### DIRECTIONS FOR THIS TASK
Scan the listing below and copy every line holding "span".
DATASET RECORDS Start Marker
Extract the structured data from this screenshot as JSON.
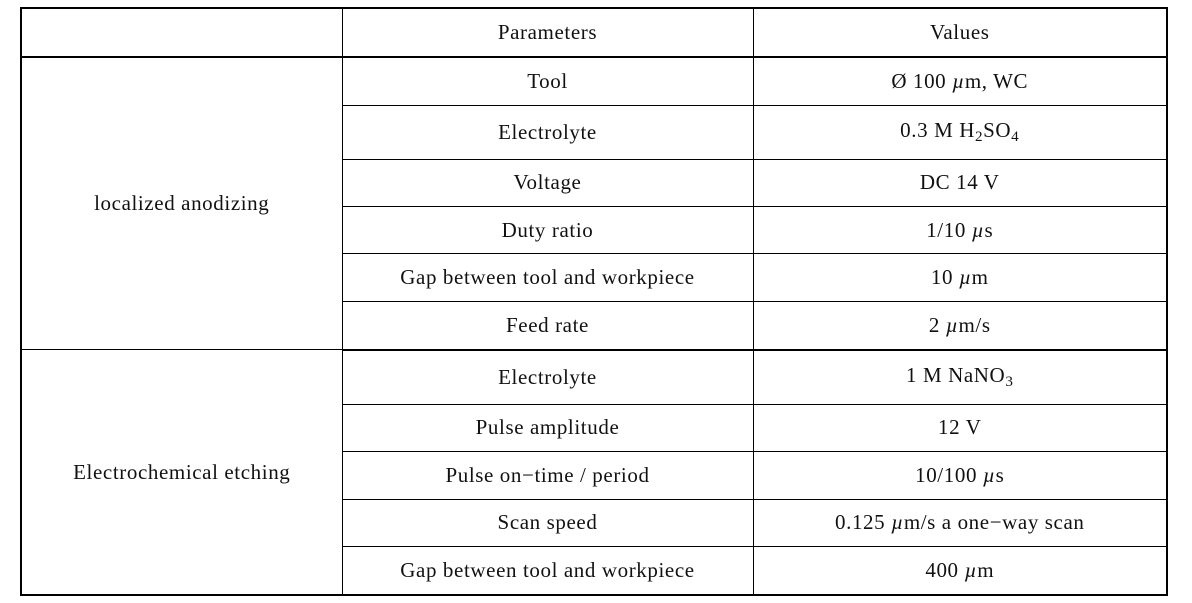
{
  "table": {
    "columns": [
      "",
      "Parameters",
      "Values"
    ],
    "header": {
      "blank": "",
      "parameters": "Parameters",
      "values": "Values"
    },
    "groups": [
      {
        "label": "localized anodizing",
        "rows": [
          {
            "parameter": "Tool",
            "value": "Ø 100 µm, WC",
            "value_html": "Ø 100 <span class=\"mu\">µ</span>m, WC"
          },
          {
            "parameter": "Electrolyte",
            "value": "0.3 M H2SO4",
            "value_html": "0.3 M H<span class=\"sub\">2</span>SO<span class=\"sub\">4</span>"
          },
          {
            "parameter": "Voltage",
            "value": "DC 14 V",
            "value_html": "DC 14 V"
          },
          {
            "parameter": "Duty ratio",
            "value": "1/10 µs",
            "value_html": "1/10 <span class=\"mu\">µ</span>s"
          },
          {
            "parameter": "Gap between tool and workpiece",
            "value": "10 µm",
            "value_html": "10 <span class=\"mu\">µ</span>m"
          },
          {
            "parameter": "Feed rate",
            "value": "2 µm/s",
            "value_html": "2 <span class=\"mu\">µ</span>m/s"
          }
        ]
      },
      {
        "label": "Electrochemical etching",
        "rows": [
          {
            "parameter": "Electrolyte",
            "value": "1 M NaNO3",
            "value_html": "1 M NaNO<span class=\"sub\">3</span>"
          },
          {
            "parameter": "Pulse amplitude",
            "value": "12 V",
            "value_html": "12 V"
          },
          {
            "parameter": "Pulse on−time / period",
            "value": "10/100 µs",
            "value_html": "10/100 <span class=\"mu\">µ</span>s"
          },
          {
            "parameter": "Scan speed",
            "value": "0.125 µm/s a one−way scan",
            "value_html": "0.125 <span class=\"mu\">µ</span>m/s a one−way scan"
          },
          {
            "parameter": "Gap between tool and workpiece",
            "value": "400 µm",
            "value_html": "400 <span class=\"mu\">µ</span>m"
          }
        ]
      }
    ]
  },
  "colors": {
    "border": "#000000",
    "text": "#111111",
    "background": "#ffffff"
  }
}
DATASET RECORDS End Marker
### ANSWER
            "value_html": "Ø 100 <span class=\"mu\">µ</span>m, WC"
            "value_html": "0.3 M H<span class=\"sub\">2</span>SO<span class=\"sub\">4</span>"
            "value_html": "1/10 <span class=\"mu\">µ</span>s"
            "value_html": "10 <span class=\"mu\">µ</span>m"
            "value_html": "2 <span class=\"mu\">µ</span>m/s"
            "value_html": "1 M NaNO<span class=\"sub\">3</span>"
            "value_html": "10/100 <span class=\"mu\">µ</span>s"
            "value_html": "0.125 <span class=\"mu\">µ</span>m/s a one−way scan"
            "value_html": "400 <span class=\"mu\">µ</span>m"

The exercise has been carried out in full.